By Matt Reese
Little is known about the first decorated Christmas tree in Riga, Latvia, other than the tree was placed in the public marketplace and decorated by members of a merchants guild to honor the birth of Christ. A ceremony was held and the tree was burnt at its conclusion.
The year of that first decorated Christmas tree was 1510, 500 years ago. A plaque now marks the spot where the first Christmas tree stood. This year, Christmas tree growers from around the world are commemorating the 500 years of the beloved holiday tradition.
“Christmas tree growers from Ohio are proud to be a small part of this long and cherished Christmas tradition,” said Dave Reese, president of the Ohio Christmas Tree Association. “Many of the Christmas tree farms in the state will being doing special activities and promotions to commemorate this occasion. It is not every year you get to be a part of a 500-year anniversary.”
At the National Christmas Tree Association (NCTA) Convention, held in North Carolina last August, trees were on display to demonstrate the various styles of decoration through each century of the Christmas tree tradition. Here is a summary of the display provided by the National Christmas Tree Association.
The first written record of the decorated Christmas tree comes from Riga, Latvia. In 1510, the men of the Merchants Guild decorated a tree with paper roses for the marketplace. The fir tree commemorated the Holy Child while the roses a symbol for the Virgin Mary. In 1530, there is a record from Alsace, France, that trees were sold in the marketplace and brought home. Laws limited the size of the trees to “eight shoe lengths,” a little over four feet.
In the churches of this time, apples were used to decorate evergreen trees as props for the “miracle plays.” The Christmas tree with apples symbolized the “Tree of Paradise” in the Garden of Eden; it was used as a means of teaching the Bible story, of good versus evil in paradise. The first record referencing the “Christmas Tree” to describe a decorated tree was Strassburg, Alsace, 1604. This is recognized as a pivotal event in the history of the Christmas tree.
In homes of this period, it was common to decorate evergreens with apples, gilded nuts, cookies and red paper strips. Edible ornaments became so popular that the trees were often referred to as “Sugar Trees.” In this century the first accounts of lighted candles being used as decorations on Christmas trees came from France. A letter to a friend dated 1798 described the enchanting beauty of many candlelit trees seen in the houses of the times.

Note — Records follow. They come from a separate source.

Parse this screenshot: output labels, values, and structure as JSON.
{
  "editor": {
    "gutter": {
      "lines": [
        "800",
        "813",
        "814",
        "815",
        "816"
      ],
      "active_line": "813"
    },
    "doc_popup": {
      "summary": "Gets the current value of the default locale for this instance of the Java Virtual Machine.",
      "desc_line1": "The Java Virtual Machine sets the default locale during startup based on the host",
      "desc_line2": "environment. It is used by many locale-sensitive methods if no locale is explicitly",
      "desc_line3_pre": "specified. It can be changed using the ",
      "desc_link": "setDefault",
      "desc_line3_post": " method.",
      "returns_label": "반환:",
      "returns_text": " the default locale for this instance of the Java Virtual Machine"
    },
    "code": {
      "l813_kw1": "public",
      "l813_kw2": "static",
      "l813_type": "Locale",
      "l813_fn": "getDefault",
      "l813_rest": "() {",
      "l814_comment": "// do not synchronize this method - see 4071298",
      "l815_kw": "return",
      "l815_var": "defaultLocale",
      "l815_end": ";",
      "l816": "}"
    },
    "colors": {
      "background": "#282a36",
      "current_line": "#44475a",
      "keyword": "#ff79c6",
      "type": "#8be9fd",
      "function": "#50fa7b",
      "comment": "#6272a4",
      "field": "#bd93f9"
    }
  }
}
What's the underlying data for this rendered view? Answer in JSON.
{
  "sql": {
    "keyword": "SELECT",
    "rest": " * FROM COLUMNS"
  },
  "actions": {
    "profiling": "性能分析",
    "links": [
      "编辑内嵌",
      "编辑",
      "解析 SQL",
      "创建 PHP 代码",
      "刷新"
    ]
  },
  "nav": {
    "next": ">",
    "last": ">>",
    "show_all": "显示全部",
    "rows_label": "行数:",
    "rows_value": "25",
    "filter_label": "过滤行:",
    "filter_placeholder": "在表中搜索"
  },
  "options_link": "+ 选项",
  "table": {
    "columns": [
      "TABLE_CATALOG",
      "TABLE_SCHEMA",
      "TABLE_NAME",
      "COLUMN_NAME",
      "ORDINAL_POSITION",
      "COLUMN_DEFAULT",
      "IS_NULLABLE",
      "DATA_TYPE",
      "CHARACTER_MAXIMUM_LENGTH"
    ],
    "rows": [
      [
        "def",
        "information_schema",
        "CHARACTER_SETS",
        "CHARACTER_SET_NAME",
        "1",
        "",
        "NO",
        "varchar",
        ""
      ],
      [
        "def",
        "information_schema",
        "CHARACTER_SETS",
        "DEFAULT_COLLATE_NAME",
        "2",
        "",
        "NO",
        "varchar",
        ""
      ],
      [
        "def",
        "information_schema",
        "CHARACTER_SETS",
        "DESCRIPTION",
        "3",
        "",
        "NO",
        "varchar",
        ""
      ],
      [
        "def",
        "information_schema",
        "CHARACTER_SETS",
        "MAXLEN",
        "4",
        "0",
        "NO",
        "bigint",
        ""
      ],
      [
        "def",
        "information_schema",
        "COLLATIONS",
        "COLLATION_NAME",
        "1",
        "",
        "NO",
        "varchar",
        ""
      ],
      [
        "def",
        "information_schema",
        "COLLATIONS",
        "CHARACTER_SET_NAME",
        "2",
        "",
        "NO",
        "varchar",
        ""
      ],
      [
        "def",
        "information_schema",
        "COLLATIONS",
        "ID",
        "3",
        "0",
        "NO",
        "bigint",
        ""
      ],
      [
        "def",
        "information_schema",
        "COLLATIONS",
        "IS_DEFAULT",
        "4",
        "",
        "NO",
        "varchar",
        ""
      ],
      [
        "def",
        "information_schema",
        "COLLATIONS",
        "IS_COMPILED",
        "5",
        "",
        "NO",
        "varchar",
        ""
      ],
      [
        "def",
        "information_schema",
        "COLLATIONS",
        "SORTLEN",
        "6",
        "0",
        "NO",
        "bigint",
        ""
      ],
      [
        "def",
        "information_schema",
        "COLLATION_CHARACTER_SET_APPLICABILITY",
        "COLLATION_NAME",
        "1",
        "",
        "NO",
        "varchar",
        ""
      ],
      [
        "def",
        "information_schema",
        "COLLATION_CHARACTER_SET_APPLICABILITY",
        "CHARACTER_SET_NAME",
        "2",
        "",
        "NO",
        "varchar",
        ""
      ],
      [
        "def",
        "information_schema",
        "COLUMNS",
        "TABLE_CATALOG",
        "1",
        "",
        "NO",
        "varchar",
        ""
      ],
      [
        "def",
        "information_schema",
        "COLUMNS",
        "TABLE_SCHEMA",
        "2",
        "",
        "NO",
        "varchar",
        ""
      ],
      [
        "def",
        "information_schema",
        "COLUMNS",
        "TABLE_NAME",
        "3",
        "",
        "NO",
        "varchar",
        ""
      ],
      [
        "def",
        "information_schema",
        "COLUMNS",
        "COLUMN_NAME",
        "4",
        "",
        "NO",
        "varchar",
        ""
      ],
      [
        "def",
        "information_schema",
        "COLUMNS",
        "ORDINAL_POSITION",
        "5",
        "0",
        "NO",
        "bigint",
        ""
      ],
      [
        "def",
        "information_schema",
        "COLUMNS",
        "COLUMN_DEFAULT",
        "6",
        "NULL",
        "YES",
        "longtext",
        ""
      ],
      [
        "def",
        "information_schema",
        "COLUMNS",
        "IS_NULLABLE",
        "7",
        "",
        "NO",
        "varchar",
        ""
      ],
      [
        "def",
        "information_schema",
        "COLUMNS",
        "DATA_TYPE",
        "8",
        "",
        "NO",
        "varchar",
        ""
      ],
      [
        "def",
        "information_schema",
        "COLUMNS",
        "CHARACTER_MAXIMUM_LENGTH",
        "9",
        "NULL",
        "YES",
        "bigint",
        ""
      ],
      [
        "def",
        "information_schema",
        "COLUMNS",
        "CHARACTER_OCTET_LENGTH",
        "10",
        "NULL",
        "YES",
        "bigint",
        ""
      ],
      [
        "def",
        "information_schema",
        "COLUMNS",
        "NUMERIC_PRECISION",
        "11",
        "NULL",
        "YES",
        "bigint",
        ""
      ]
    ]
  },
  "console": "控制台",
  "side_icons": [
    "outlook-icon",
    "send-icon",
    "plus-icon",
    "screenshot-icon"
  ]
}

The Christmas tree was introduced in the United States by German settlers first as a tabletop size and soon became a floor-to-ceiling tree. In 1851 Christmas trees began to be sold commercially when Mark Carr hauled two ox sleds of evergreens into New York City. During the 1870s, blown glass ball ornaments from Lauscha, Germany, appeared as decorations. These evolved as chains of balls, toys and figures and became a favored
The first electric lights on a Christmas tree occurred at the home of Thomas Edison’s assistant, Edward Johnson, in 1882. President Grover Cleveland first used tree lights in the White House in 1895. In 1903, electric lights referred to as “switchboard lights” were sold in New England; they did not become widely popular until the 1930s. Under President Calvin Coolidge, the first annual lighting of the White House Christmas tree began in 1923.
To commemorate this momentous anniversary, the NCTA also released commemorative cards and ornaments featuring the original artwork of Jesse Barnes and J. Wecker Frisch for the occasion. In addition, a special ceremony will be held at the site of the world’s first decorated Christmas tree, Reese said. “Whatever your plans for the Christmas season, take the opportunity to visit a tree farm to get a real tree to celebrate the season, support your local economy, benefit the environment, and participate in 500 years of this great holiday tradition.”
For more information, visit http://ohiochristmastree.com/ or http://www.christmastree.org/home.cfm.